GoodBye EdgeHTML, Hello EdgeChromium
When Microsoft announced it would stop work on EdgeHTML and switch the Edge browser over to Chromium, we had many questions. Some, like if the switch meant gaining Chrome Extensions support, were answered pretty quickly. But the big question has been, “when can we try it?” Microsoft opened up an Insider page to request updates but today, ahead of any emails we’ve seen, you can download an official build from Microsoft.
Just keep in mind that the two options right now are a Dev build (which updates weekly), and a Canary build (which updates daily). The beta option, which will be the most stable and updates every six weeks, is not available. You should probably keep that in mind and not use this browser for anything important. In our very early testing, it at least seems stable enough for casual browsing.
Also, Microsoft states in its blog that this is for 64-bit Windows 10 only for now. They promise support for other platforms, like Windows 7, Windows 8.1, macOS, and other channels, like Beta and Stable later.
How to Install And get Started
Installing the new Edge browser is a pretty straightforward affair. Head to Microsoft’s download site, and pick a channel. Pick Dev Channel for a more stable option, Canary for bleeding edge and a first look at new features and probably new bugs.

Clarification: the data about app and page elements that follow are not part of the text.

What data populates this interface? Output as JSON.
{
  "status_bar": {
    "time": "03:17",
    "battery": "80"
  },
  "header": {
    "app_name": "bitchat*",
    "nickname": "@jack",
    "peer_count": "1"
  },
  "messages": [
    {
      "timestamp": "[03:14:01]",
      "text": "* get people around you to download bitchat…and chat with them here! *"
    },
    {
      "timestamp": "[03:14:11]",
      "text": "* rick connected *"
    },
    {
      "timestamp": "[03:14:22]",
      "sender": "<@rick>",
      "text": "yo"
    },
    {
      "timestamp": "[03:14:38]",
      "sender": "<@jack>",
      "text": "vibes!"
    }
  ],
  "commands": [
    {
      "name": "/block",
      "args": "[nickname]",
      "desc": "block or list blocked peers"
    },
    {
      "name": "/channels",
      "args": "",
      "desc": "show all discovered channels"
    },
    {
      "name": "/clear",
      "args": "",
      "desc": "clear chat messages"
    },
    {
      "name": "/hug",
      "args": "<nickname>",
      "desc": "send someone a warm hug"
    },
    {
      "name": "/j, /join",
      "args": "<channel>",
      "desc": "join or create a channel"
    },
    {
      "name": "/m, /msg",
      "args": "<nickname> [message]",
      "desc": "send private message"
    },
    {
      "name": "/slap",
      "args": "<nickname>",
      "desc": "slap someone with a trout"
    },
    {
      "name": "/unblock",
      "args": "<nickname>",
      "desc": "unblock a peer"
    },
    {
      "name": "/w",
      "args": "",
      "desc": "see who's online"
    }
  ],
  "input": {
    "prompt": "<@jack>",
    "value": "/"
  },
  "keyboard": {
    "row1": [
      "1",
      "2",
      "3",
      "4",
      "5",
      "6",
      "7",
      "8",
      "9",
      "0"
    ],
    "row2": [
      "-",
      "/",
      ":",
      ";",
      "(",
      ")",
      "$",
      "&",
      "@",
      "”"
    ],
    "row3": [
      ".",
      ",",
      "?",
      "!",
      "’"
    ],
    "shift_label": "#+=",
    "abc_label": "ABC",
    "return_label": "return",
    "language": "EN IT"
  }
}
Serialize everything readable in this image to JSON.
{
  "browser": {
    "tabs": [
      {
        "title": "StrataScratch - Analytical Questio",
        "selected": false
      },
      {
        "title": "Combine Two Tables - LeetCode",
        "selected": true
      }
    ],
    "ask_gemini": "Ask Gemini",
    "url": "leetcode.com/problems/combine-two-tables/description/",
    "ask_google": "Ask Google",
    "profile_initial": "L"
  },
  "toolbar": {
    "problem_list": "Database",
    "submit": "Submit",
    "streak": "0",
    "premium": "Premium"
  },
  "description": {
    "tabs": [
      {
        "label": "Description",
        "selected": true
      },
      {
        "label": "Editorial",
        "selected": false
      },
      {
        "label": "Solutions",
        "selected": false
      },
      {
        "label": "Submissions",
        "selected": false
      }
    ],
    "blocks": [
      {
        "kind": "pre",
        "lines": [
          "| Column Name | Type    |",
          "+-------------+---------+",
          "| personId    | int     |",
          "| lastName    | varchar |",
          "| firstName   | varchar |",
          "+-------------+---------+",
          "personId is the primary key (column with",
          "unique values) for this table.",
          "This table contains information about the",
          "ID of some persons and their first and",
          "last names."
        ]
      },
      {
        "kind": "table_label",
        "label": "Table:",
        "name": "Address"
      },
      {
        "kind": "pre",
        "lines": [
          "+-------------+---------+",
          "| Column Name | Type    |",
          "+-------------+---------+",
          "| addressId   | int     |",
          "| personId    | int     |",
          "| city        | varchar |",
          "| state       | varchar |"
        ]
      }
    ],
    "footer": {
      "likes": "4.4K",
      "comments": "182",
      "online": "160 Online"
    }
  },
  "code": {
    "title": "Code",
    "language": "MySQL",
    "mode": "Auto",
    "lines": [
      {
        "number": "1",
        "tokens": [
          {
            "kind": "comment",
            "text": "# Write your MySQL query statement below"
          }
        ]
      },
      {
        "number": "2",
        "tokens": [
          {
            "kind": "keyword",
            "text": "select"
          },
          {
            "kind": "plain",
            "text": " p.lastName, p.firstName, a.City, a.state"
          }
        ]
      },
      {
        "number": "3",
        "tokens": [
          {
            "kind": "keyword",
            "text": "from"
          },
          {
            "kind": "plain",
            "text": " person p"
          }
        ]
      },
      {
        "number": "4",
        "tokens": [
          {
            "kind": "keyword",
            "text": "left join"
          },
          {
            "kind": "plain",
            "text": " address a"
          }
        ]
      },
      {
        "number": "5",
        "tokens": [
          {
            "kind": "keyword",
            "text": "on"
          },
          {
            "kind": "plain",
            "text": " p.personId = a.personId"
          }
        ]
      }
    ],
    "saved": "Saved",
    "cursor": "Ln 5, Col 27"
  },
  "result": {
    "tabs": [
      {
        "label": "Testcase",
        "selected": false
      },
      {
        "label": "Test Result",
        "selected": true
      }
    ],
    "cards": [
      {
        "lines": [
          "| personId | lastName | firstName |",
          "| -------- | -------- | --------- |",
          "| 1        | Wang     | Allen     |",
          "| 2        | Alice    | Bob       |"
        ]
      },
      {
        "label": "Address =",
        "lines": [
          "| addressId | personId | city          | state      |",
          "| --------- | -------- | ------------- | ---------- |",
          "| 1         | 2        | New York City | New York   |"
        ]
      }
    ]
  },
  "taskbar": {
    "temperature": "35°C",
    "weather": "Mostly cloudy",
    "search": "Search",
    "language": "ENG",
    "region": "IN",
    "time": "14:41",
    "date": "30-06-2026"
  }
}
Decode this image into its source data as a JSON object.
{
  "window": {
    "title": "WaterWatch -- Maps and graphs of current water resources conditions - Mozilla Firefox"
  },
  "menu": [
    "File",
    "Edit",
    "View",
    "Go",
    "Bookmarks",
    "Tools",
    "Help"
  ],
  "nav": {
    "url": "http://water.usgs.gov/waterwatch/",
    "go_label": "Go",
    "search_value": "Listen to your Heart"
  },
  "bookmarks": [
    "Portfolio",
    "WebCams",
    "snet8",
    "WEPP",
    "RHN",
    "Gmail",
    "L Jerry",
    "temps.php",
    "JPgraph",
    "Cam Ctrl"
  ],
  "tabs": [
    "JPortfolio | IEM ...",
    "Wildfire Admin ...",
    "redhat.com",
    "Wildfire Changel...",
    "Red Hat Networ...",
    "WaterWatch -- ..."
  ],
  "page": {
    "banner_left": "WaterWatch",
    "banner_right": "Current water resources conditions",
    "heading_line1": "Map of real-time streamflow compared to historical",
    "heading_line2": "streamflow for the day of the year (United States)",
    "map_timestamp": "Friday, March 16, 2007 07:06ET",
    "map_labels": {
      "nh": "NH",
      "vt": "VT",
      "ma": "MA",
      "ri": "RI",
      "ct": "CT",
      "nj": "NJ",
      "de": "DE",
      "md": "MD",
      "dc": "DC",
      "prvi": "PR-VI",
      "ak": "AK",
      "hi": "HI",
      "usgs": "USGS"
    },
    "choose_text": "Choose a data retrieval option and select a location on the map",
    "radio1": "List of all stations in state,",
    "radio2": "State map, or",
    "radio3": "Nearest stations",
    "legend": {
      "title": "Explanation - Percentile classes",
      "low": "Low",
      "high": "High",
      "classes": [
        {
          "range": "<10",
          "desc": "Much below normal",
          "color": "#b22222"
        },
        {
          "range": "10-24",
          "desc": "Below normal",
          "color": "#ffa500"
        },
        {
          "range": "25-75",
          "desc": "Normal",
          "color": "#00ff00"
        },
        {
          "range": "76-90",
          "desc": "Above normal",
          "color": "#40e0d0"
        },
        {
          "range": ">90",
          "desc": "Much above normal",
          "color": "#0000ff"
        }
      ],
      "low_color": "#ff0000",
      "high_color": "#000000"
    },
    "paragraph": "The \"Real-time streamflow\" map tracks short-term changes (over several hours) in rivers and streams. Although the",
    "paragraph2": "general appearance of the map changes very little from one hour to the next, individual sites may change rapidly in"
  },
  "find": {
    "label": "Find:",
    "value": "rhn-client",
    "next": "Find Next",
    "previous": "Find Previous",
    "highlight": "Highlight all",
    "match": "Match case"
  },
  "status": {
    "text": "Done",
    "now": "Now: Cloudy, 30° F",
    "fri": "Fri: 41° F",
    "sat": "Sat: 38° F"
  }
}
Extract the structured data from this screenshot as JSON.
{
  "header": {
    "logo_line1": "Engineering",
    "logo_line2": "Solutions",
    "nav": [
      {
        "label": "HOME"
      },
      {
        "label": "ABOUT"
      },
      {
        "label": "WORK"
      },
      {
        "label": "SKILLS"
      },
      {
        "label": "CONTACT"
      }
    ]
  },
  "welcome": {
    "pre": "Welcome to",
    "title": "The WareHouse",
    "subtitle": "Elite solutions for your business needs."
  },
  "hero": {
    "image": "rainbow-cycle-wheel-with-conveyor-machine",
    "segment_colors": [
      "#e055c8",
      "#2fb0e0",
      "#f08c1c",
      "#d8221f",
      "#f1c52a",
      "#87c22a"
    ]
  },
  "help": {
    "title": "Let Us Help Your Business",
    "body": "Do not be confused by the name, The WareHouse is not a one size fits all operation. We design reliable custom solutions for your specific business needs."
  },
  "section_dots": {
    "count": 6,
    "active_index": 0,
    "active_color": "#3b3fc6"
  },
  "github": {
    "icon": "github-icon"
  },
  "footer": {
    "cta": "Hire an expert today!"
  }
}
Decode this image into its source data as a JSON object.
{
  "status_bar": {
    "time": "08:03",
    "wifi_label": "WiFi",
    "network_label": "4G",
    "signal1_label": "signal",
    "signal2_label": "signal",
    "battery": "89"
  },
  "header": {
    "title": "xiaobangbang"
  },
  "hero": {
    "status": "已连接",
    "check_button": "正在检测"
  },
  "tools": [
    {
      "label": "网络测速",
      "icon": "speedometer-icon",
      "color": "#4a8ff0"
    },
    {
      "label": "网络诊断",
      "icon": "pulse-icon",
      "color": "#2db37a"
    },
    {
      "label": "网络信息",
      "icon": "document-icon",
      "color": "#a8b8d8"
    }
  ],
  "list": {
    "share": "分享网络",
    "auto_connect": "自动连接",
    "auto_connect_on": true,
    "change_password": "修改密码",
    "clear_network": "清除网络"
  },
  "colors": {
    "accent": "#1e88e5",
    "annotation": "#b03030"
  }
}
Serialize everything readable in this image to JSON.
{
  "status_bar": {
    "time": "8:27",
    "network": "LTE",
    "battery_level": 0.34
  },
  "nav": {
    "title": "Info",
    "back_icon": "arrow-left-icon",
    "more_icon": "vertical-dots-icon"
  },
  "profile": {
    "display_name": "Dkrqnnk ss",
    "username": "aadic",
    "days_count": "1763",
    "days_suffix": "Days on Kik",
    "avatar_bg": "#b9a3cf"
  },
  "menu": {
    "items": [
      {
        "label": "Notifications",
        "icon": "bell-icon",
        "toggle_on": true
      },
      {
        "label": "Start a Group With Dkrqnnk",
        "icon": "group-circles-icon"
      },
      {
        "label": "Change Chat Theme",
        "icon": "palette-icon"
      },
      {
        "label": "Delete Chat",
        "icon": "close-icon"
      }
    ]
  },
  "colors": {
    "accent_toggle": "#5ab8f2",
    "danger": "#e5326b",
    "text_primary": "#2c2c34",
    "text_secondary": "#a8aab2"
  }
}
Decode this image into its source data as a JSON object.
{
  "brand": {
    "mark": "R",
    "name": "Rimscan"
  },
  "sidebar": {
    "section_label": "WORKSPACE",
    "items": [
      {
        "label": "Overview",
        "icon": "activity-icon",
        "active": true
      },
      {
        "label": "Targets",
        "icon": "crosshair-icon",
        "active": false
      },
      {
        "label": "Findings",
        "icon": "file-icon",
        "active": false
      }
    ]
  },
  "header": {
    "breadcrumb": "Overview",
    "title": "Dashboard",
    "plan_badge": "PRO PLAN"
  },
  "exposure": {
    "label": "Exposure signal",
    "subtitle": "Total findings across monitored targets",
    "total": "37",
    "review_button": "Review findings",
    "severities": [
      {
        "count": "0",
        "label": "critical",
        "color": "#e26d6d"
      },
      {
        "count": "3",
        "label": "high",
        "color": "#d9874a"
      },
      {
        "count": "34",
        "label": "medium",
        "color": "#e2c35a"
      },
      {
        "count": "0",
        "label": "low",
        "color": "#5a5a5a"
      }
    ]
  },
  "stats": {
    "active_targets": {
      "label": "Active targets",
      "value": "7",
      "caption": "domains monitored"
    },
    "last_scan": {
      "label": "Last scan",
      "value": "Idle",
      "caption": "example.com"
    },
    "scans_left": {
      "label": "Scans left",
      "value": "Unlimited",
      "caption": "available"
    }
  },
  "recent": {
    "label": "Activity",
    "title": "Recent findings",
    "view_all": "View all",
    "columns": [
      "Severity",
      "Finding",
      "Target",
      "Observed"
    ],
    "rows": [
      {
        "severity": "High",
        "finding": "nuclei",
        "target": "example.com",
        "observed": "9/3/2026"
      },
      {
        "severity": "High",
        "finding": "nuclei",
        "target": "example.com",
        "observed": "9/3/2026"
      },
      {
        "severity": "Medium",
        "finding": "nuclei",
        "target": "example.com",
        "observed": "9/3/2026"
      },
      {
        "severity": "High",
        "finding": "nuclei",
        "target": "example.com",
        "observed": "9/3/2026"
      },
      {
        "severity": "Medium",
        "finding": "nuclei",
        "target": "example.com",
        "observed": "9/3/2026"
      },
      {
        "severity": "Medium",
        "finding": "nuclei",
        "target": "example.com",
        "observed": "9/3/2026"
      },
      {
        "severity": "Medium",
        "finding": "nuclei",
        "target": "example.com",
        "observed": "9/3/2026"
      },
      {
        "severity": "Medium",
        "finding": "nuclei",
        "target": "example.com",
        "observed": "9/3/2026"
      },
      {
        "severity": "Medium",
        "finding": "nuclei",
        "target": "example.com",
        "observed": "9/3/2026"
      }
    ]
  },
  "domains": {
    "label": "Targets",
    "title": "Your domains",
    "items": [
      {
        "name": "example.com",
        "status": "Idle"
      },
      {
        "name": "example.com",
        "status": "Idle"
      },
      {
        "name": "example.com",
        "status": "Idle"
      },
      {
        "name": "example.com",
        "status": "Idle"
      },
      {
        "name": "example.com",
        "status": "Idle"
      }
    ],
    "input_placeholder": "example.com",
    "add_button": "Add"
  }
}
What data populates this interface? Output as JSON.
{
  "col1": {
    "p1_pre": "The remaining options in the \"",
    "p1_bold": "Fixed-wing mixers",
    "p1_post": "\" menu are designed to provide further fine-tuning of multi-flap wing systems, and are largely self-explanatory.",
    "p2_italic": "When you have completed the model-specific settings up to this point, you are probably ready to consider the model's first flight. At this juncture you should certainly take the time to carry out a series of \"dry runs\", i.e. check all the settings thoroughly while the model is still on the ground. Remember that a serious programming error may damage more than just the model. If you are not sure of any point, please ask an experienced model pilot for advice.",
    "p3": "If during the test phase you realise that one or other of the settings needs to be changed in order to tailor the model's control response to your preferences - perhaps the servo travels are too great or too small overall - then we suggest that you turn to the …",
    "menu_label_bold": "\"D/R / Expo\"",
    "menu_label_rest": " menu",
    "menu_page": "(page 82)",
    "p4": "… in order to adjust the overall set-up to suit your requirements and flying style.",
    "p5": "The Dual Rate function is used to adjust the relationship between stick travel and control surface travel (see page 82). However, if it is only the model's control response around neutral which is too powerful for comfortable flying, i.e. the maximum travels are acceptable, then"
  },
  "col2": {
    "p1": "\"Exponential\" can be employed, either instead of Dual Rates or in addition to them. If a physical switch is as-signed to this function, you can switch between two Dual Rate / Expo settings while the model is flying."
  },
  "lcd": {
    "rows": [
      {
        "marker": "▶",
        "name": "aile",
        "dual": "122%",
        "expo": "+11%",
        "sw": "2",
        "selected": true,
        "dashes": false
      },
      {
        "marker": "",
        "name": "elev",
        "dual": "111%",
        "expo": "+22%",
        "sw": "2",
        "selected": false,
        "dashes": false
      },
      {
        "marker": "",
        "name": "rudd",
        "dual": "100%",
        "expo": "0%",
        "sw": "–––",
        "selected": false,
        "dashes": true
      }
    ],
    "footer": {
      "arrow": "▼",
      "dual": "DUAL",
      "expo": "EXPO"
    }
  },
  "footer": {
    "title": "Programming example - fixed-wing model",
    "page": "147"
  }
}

Once you’ve installed, you’ll be prompted to choose a new tab page style. This is similar to the new articles options on the traditional Edge, and if you don’t want to be bombarded with news from MSN, or fancy images, choose the focused option.
Next, you can import data from other browsers. Click on the more options in the top right corner (which looks like three horizontal dots) then click on settings.
Then click on the “Important browser data” option below your profile.
Pick the browser you want to import from (like Chrome, Firefox, or Edge), then what data you’d like to import.
Installing Extensions is a similar affair. Click on more options (the three horizontal dots), then Extensions.
Searching doesn’t work in this current build, so click on the “Get extensions from Microsoft Store” option.
Instead of the Microsoft Store app, a new tab will open. You’ll have to manually drill down to the extension, categories on the left will help though.
And you’re ready to go. Your next step is clearly to log in to Twitter and declare it “feels faster” with an Edge Chromium hashtag. (It’s almost the same browser as Google Chrome, so we doubt there’s a huge difference in performance or memory usage.)